Train Like LAFC

The Major League Soccer team works out with these apps. So can you.

Los Angeles Football Club may be among Major League Soccer’s youngest teams, but it has world-class players (Carlos Vela, Diego Rossi), a world-renowned coach (Bob Bradley), and a gorgeous new home field (Banc of California Stadium).

It also has a state-of-the-art training program that leverages two affordable, easy-to-use apps available to pros and amateurs alike. This might be part of why LAFC is also one of the most successful MLS teams.

We spoke with LAFC performance director Gavin Benjafield at the team’s training facility about how apps are giving the team a leg up in its push for MLS Cup glory.

How often does training as a team involve an app?

Pretty much daily. 

In the mornings, our athletes use an app called HRV4Training, which lets them use their phone’s camera and flash to take a heart-rate reading so we can check the variability. You don’t need any other sensors or devices.

We have all our guys do that for one minute, and within the same app our staff can access a coach’s dashboard, which tells us if they’re within their normal heart-rate range.

Polar Beat can track dozens of different workouts.

There are a lot of ways to track heart-rate variability. What makes HRV4Training so great?
It’s affordable and super-simple to use. The app works with just your phone, but it can also pair with many heart-rate straps, which we sometimes use, and with your Apple Watch, which many players on the team use.

The team at its state-of-the-art performance center in East Los Angeles (top). Head athletic trainer Sean Kupiec consults Polar Beat on his iPad.

What other apps does LAFC rely on?

Polar Beat is an app we use as a team to track all kinds of workouts.

It connects to Bluetooth heart-rate straps, and like HRV4Training it has a coaching platform that allows us to work with our athletes whether we’re physically together or not.

HRV4Training uses the iPhone’s camera to measure heart-rate variability—a stat coaches can use to prevent overtraining.

So for example, if we have an upcoming road trip, I‘ll give everyone a heart-rate strap, and in Polar Beat they’ll have specific workouts to do—maybe a specific-length run, which they track in the app.
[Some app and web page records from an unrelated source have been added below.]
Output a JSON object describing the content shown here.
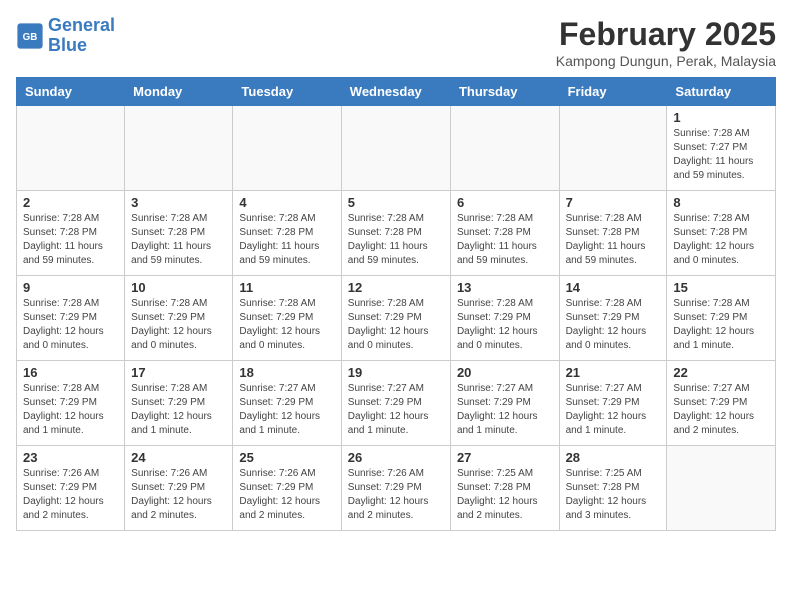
{
  "header": {
    "logo_line1": "General",
    "logo_line2": "Blue",
    "month_title": "February 2025",
    "location": "Kampong Dungun, Perak, Malaysia"
  },
  "weekdays": [
    "Sunday",
    "Monday",
    "Tuesday",
    "Wednesday",
    "Thursday",
    "Friday",
    "Saturday"
  ],
  "weeks": [
    [
      {
        "day": "",
        "info": ""
      },
      {
        "day": "",
        "info": ""
      },
      {
        "day": "",
        "info": ""
      },
      {
        "day": "",
        "info": ""
      },
      {
        "day": "",
        "info": ""
      },
      {
        "day": "",
        "info": ""
      },
      {
        "day": "1",
        "info": "Sunrise: 7:28 AM\nSunset: 7:27 PM\nDaylight: 11 hours and 59 minutes."
      }
    ],
    [
      {
        "day": "2",
        "info": "Sunrise: 7:28 AM\nSunset: 7:28 PM\nDaylight: 11 hours and 59 minutes."
      },
      {
        "day": "3",
        "info": "Sunrise: 7:28 AM\nSunset: 7:28 PM\nDaylight: 11 hours and 59 minutes."
      },
      {
        "day": "4",
        "info": "Sunrise: 7:28 AM\nSunset: 7:28 PM\nDaylight: 11 hours and 59 minutes."
      },
      {
        "day": "5",
        "info": "Sunrise: 7:28 AM\nSunset: 7:28 PM\nDaylight: 11 hours and 59 minutes."
      },
      {
        "day": "6",
        "info": "Sunrise: 7:28 AM\nSunset: 7:28 PM\nDaylight: 11 hours and 59 minutes."
      },
      {
        "day": "7",
        "info": "Sunrise: 7:28 AM\nSunset: 7:28 PM\nDaylight: 11 hours and 59 minutes."
      },
      {
        "day": "8",
        "info": "Sunrise: 7:28 AM\nSunset: 7:28 PM\nDaylight: 12 hours and 0 minutes."
      }
    ],
    [
      {
        "day": "9",
        "info": "Sunrise: 7:28 AM\nSunset: 7:29 PM\nDaylight: 12 hours and 0 minutes."
      },
      {
        "day": "10",
        "info": "Sunrise: 7:28 AM\nSunset: 7:29 PM\nDaylight: 12 hours and 0 minutes."
      },
      {
        "day": "11",
        "info": "Sunrise: 7:28 AM\nSunset: 7:29 PM\nDaylight: 12 hours and 0 minutes."
      },
      {
        "day": "12",
        "info": "Sunrise: 7:28 AM\nSunset: 7:29 PM\nDaylight: 12 hours and 0 minutes."
      },
      {
        "day": "13",
        "info": "Sunrise: 7:28 AM\nSunset: 7:29 PM\nDaylight: 12 hours and 0 minutes."
      },
      {
        "day": "14",
        "info": "Sunrise: 7:28 AM\nSunset: 7:29 PM\nDaylight: 12 hours and 0 minutes."
      },
      {
        "day": "15",
        "info": "Sunrise: 7:28 AM\nSunset: 7:29 PM\nDaylight: 12 hours and 1 minute."
      }
    ],
    [
      {
        "day": "16",
        "info": "Sunrise: 7:28 AM\nSunset: 7:29 PM\nDaylight: 12 hours and 1 minute."
      },
      {
        "day": "17",
        "info": "Sunrise: 7:28 AM\nSunset: 7:29 PM\nDaylight: 12 hours and 1 minute."
      },
      {
        "day": "18",
        "info": "Sunrise: 7:27 AM\nSunset: 7:29 PM\nDaylight: 12 hours and 1 minute."
      },
      {
        "day": "19",
        "info": "Sunrise: 7:27 AM\nSunset: 7:29 PM\nDaylight: 12 hours and 1 minute."
      },
      {
        "day": "20",
        "info": "Sunrise: 7:27 AM\nSunset: 7:29 PM\nDaylight: 12 hours and 1 minute."
      },
      {
        "day": "21",
        "info": "Sunrise: 7:27 AM\nSunset: 7:29 PM\nDaylight: 12 hours and 1 minute."
      },
      {
        "day": "22",
        "info": "Sunrise: 7:27 AM\nSunset: 7:29 PM\nDaylight: 12 hours and 2 minutes."
      }
    ],
    [
      {
        "day": "23",
        "info": "Sunrise: 7:26 AM\nSunset: 7:29 PM\nDaylight: 12 hours and 2 minutes."
      },
      {
        "day": "24",
        "info": "Sunrise: 7:26 AM\nSunset: 7:29 PM\nDaylight: 12 hours and 2 minutes."
      },
      {
        "day": "25",
        "info": "Sunrise: 7:26 AM\nSunset: 7:29 PM\nDaylight: 12 hours and 2 minutes."
      },
      {
        "day": "26",
        "info": "Sunrise: 7:26 AM\nSunset: 7:29 PM\nDaylight: 12 hours and 2 minutes."
      },
      {
        "day": "27",
        "info": "Sunrise: 7:25 AM\nSunset: 7:28 PM\nDaylight: 12 hours and 2 minutes."
      },
      {
        "day": "28",
        "info": "Sunrise: 7:25 AM\nSunset: 7:28 PM\nDaylight: 12 hours and 3 minutes."
      },
      {
        "day": "",
        "info": ""
      }
    ]
  ]
}
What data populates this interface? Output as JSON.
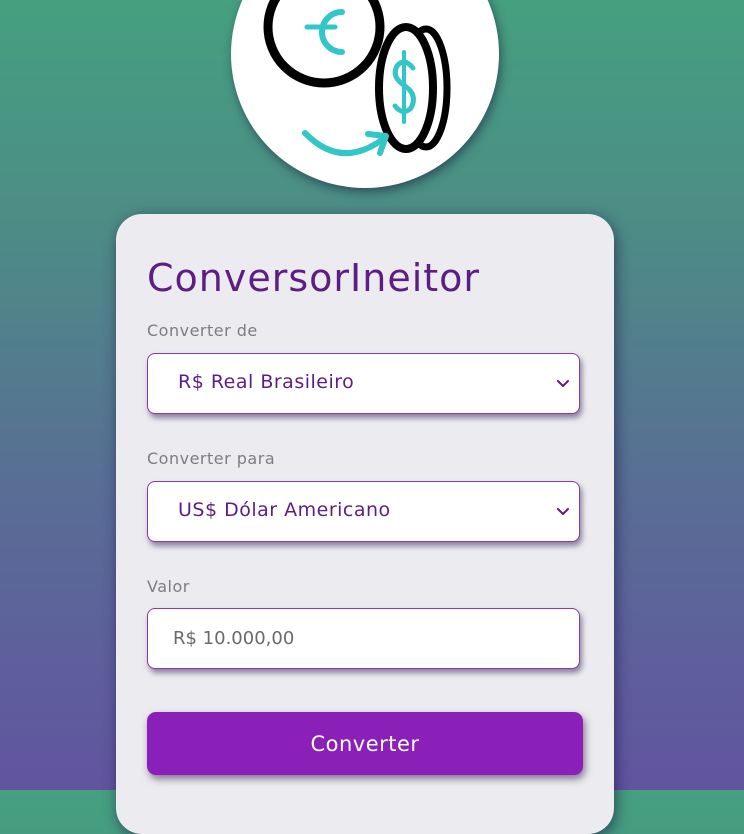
{
  "logo": {
    "icon": "currency-exchange-icon",
    "colors": {
      "outline": "#000000",
      "accent": "#33c6c8"
    }
  },
  "card": {
    "title": "ConversorIneitor"
  },
  "from": {
    "label": "Converter de",
    "selected": "R$ Real Brasileiro"
  },
  "to": {
    "label": "Converter para",
    "selected": "US$ Dólar Americano"
  },
  "amount": {
    "label": "Valor",
    "placeholder": "R$ 10.000,00"
  },
  "button": {
    "label": "Converter"
  },
  "colors": {
    "background_top": "#45a07f",
    "background_bottom": "#6254a0",
    "card": "#ececf0",
    "title": "#5e1d83",
    "label": "#7d7d7d",
    "field_border": "#8a3aa8",
    "button": "#8a20b8"
  }
}
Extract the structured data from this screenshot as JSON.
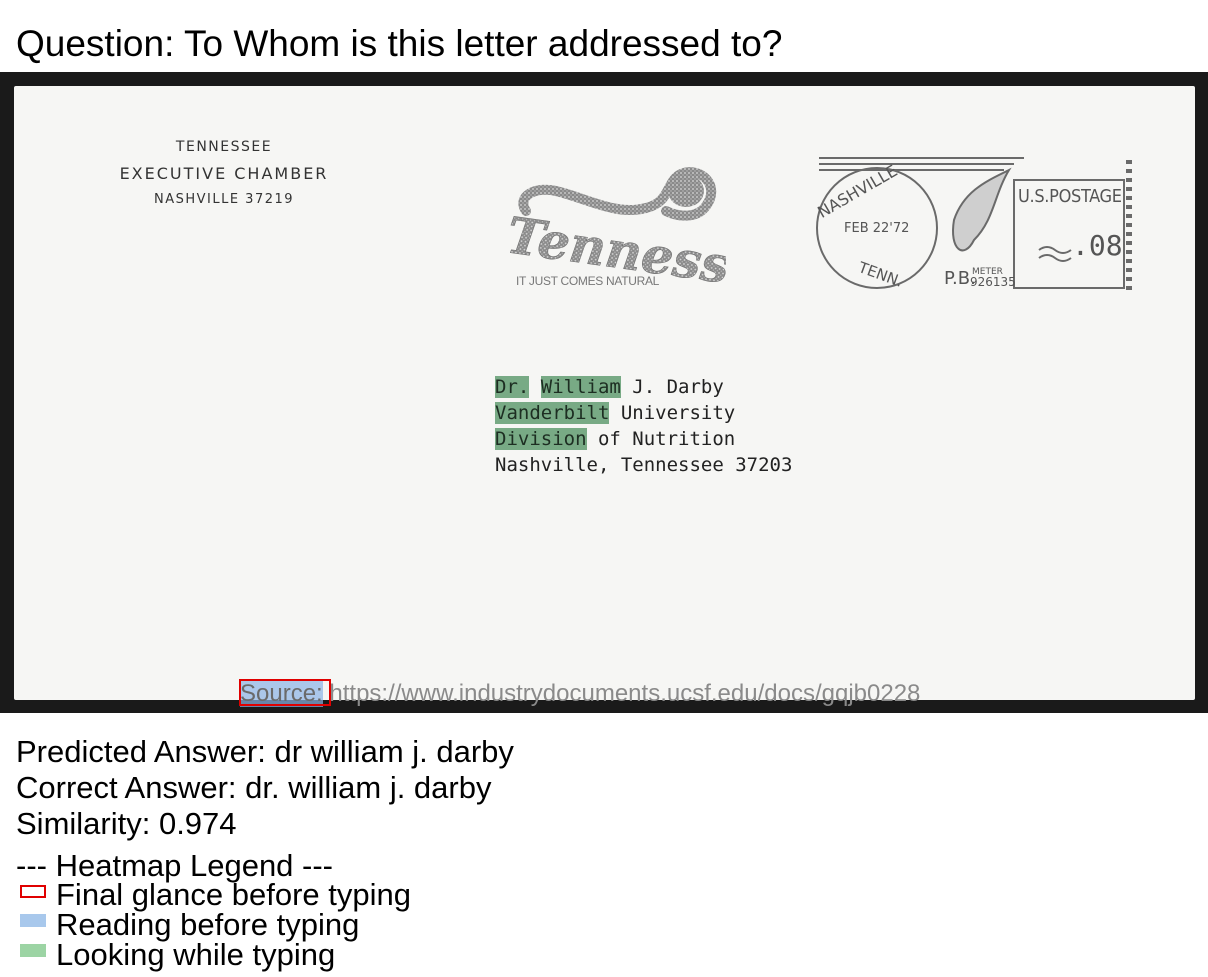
{
  "question": "Question: To Whom is this letter addressed to?",
  "envelope": {
    "sender": [
      "TENNESSEE",
      "EXECUTIVE CHAMBER",
      "NASHVILLE  37219"
    ],
    "logo_text": "Tennessee",
    "tagline": "IT JUST COMES NATURAL",
    "postmark": {
      "city": "NASHVILLE",
      "state": "TENN.",
      "date": "FEB 22'72",
      "postage_label": "U.S.POSTAGE",
      "amount": ".08",
      "meter_prefix": "P.B.",
      "meter_label": "METER",
      "meter_number": "926135"
    },
    "address": {
      "line1": {
        "hl1": "Dr.",
        "hl2": "William",
        "rest": " J. Darby"
      },
      "line2": {
        "hl": "Vanderbilt",
        "rest": " University"
      },
      "line3": {
        "hl": "Division",
        "rest": " of Nutrition"
      },
      "line4": "Nashville, Tennessee 37203"
    },
    "source_label": "Source:",
    "source_url": " https://www.industrydocuments.ucsf.edu/docs/gqjb0228"
  },
  "results": {
    "predicted": "Predicted Answer: dr william j. darby",
    "correct": "Correct Answer: dr. william j. darby",
    "similarity": "Similarity: 0.974"
  },
  "legend": {
    "title": "--- Heatmap Legend ---",
    "items": [
      "Final glance before typing",
      "Reading before typing",
      "Looking while typing"
    ]
  },
  "colors": {
    "final_glance": "#e00000",
    "reading": "#a8c8ec",
    "looking": "#9cd4a4"
  }
}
Later I can open my MacBook and see how everyone did.

Heart-rate monitors are integral to understanding team fitness (top). LAFC players stretching during a training session.

What we’re doing with these apps we call “remote coaching.” It gives our guys the freedom to train when and where they want, outside of practice and what we do together in our facilities.

Goalkeeper Tyler Miller makes a save during warm-up (top). Team members Eduard Atuesta, Mark-Anthony Kaye, and Latif Blessing in a match at Banc of California Stadium.

Are these apps easy enough to use for a non-pro?

Everything we use basically needs to be about three taps and you’re done. Still, when we share a new app with our athletes, someone on our staff will use the iPhone’s built-in screen-recording feature to create a quick how-to video. 

It's amazing that with just our phones we can not only remote-coach successfully but also create the tutorials to get athletes up to speed.

You can watch the Los Angeles Football Club compete in Major League Soccer matches on the ESPN app, and you can follow the team in both the MLS and LAFC apps.